AFTER A prolonged period of growth, centred on the Middle East and Asia, international arms traders are likely to see business slowing this year for the first time since 1994, thanks to Russia's disarray and the global economic crisis.

According to the International Institute for Strategic Studies (IISS), the total value of arms deliveries in 1997 was $46bn, far below the Cold War peak of $88.5bn in 1987, but more than a third higher than the trough of $34bn in 1994.

The US remains by far the world's largest weapons exporter, with $21bn, followed by Britain with $8.6bn or 18.5 per cent of the total, with France close behind. Russian arms sales however slumped to an estimated $2.5bn in 1997, compared with over $30bn annually a decade ago.

By far the largest markets are in the Middle East, reflecting the completion of major orders placed after the 1991 Gulf War, and the Far East, where the then surging economies and growing regional tensions centred on China and Korea pushed up arms deliveries to a record $14.7bn last year.

But this is now likely to change. Trends in arms transfers are erratic, John Chipman, the IISS director, noted yesterday - as evidenced by Saudi Arabia's position as top single arms importer, with $11bn of deliveries, including 36 Tornados and 20 Hawk trainers from the UK, as a result of the major contracts of the Thatcher era. But overall global arms sales are now likely to drop, with no upturn likely until 2000 at the earliest, he said.

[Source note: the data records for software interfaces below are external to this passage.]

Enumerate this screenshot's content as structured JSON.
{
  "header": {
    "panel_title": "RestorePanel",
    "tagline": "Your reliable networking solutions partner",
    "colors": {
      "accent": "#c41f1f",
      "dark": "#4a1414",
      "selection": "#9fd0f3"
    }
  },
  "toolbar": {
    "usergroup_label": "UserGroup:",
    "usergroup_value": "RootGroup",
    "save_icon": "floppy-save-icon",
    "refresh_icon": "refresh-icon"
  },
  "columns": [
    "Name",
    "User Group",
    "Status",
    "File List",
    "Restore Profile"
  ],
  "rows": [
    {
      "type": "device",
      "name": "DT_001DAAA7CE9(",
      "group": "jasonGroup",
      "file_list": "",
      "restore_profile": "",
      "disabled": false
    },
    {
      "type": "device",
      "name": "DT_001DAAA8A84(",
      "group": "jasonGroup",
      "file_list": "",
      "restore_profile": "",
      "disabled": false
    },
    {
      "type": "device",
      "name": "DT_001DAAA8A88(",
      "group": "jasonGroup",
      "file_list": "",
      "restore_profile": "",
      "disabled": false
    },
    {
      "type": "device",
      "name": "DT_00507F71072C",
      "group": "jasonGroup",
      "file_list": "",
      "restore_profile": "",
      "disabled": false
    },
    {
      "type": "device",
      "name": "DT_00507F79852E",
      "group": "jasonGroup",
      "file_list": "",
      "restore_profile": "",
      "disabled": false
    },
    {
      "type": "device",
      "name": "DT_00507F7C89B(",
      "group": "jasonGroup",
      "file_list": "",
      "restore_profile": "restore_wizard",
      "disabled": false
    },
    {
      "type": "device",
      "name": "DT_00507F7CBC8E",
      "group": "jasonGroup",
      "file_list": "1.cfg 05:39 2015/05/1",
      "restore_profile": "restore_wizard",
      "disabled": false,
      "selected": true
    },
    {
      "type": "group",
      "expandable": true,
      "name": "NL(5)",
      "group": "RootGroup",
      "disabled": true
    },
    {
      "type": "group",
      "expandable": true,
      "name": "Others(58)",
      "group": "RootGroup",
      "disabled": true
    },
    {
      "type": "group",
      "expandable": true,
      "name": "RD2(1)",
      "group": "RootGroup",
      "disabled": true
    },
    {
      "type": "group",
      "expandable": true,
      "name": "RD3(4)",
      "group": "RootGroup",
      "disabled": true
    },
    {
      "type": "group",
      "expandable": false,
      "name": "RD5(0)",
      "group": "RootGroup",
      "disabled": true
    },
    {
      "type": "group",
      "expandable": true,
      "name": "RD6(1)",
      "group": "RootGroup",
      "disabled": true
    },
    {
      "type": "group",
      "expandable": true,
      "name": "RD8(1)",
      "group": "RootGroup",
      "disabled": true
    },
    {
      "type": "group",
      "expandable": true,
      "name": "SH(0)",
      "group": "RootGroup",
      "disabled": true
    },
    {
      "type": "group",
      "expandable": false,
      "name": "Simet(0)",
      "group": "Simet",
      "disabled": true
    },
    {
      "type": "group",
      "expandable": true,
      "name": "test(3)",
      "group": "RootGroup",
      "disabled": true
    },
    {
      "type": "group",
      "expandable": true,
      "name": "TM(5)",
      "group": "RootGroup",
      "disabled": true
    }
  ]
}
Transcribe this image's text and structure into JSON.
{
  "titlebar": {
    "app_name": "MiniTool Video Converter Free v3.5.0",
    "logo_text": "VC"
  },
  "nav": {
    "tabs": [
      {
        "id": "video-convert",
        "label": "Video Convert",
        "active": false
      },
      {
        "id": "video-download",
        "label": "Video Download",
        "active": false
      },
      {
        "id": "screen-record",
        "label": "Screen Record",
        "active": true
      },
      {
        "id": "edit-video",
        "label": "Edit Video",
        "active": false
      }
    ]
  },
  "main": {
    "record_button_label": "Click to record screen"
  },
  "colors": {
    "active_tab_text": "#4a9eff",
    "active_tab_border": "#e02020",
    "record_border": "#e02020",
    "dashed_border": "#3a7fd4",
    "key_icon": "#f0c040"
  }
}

Unsurprisingly, the Middle East remains proportionately the most heavily armed region on earth, with regional spending climbing 5 per cent in real terms last year to $56bn, or over 7 per cent of GDP. The military budget compares with under 3 per cent in the UK, and around 4 per cent in the US.